=== Begin Enclosure ===
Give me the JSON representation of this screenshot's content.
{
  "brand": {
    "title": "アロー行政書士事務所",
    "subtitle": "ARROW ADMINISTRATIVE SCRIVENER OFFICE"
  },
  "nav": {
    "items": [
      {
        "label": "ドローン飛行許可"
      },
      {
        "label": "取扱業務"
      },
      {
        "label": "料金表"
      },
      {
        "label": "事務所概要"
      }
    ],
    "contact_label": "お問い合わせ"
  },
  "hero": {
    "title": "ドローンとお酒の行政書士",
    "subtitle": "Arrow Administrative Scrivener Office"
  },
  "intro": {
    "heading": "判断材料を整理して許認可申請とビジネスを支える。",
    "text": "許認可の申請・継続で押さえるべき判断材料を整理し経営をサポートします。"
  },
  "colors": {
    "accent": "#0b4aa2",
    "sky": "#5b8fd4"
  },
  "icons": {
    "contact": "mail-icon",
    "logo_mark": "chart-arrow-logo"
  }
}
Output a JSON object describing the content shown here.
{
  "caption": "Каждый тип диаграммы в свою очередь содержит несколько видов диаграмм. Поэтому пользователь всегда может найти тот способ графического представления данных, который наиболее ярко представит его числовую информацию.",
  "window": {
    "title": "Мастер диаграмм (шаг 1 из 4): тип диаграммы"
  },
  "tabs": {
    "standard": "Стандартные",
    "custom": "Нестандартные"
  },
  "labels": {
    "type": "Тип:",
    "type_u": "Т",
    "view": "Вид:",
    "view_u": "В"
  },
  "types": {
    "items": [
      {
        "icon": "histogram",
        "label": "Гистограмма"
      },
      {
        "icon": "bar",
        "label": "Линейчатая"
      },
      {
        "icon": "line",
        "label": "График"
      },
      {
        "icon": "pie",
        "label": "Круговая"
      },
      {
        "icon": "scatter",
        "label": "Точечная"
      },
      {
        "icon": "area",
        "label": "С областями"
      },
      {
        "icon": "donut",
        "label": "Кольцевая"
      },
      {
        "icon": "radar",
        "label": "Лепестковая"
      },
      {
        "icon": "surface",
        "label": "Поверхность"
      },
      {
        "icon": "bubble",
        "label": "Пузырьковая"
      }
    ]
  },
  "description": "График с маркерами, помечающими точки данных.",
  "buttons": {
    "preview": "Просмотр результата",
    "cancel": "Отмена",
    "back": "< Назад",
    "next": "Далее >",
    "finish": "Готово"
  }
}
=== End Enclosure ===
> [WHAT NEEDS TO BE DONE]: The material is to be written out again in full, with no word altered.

> [WRITTEN REPLY]:
Give me the JSON representation of this screenshot's content.
{
  "brand": {
    "title": "アロー行政書士事務所",
    "subtitle": "ARROW ADMINISTRATIVE SCRIVENER OFFICE"
  },
  "nav": {
    "items": [
      {
        "label": "ドローン飛行許可"
      },
      {
        "label": "取扱業務"
      },
      {
        "label": "料金表"
      },
      {
        "label": "事務所概要"
      }
    ],
    "contact_label": "お問い合わせ"
  },
  "hero": {
    "title": "ドローンとお酒の行政書士",
    "subtitle": "Arrow Administrative Scrivener Office"
  },
  "intro": {
    "heading": "判断材料を整理して許認可申請とビジネスを支える。",
    "text": "許認可の申請・継続で押さえるべき判断材料を整理し経営をサポートします。"
  },
  "colors": {
    "accent": "#0b4aa2",
    "sky": "#5b8fd4"
  },
  "icons": {
    "contact": "mail-icon",
    "logo_mark": "chart-arrow-logo"
  }
}
Output a JSON object describing the content shown here.
{
  "caption": "Каждый тип диаграммы в свою очередь содержит несколько видов диаграмм. Поэтому пользователь всегда может найти тот способ графического представления данных, который наиболее ярко представит его числовую информацию.",
  "window": {
    "title": "Мастер диаграмм (шаг 1 из 4): тип диаграммы"
  },
  "tabs": {
    "standard": "Стандартные",
    "custom": "Нестандартные"
  },
  "labels": {
    "type": "Тип:",
    "type_u": "Т",
    "view": "Вид:",
    "view_u": "В"
  },
  "types": {
    "items": [
      {
        "icon": "histogram",
        "label": "Гистограмма"
      },
      {
        "icon": "bar",
        "label": "Линейчатая"
      },
      {
        "icon": "line",
        "label": "График"
      },
      {
        "icon": "pie",
        "label": "Круговая"
      },
      {
        "icon": "scatter",
        "label": "Точечная"
      },
      {
        "icon": "area",
        "label": "С областями"
      },
      {
        "icon": "donut",
        "label": "Кольцевая"
      },
      {
        "icon": "radar",
        "label": "Лепестковая"
      },
      {
        "icon": "surface",
        "label": "Поверхность"
      },
      {
        "icon": "bubble",
        "label": "Пузырьковая"
      }
    ]
  },
  "description": "График с маркерами, помечающими точки данных.",
  "buttons": {
    "preview": "Просмотр результата",
    "cancel": "Отмена",
    "back": "< Назад",
    "next": "Далее >",
    "finish": "Готово"
  }
}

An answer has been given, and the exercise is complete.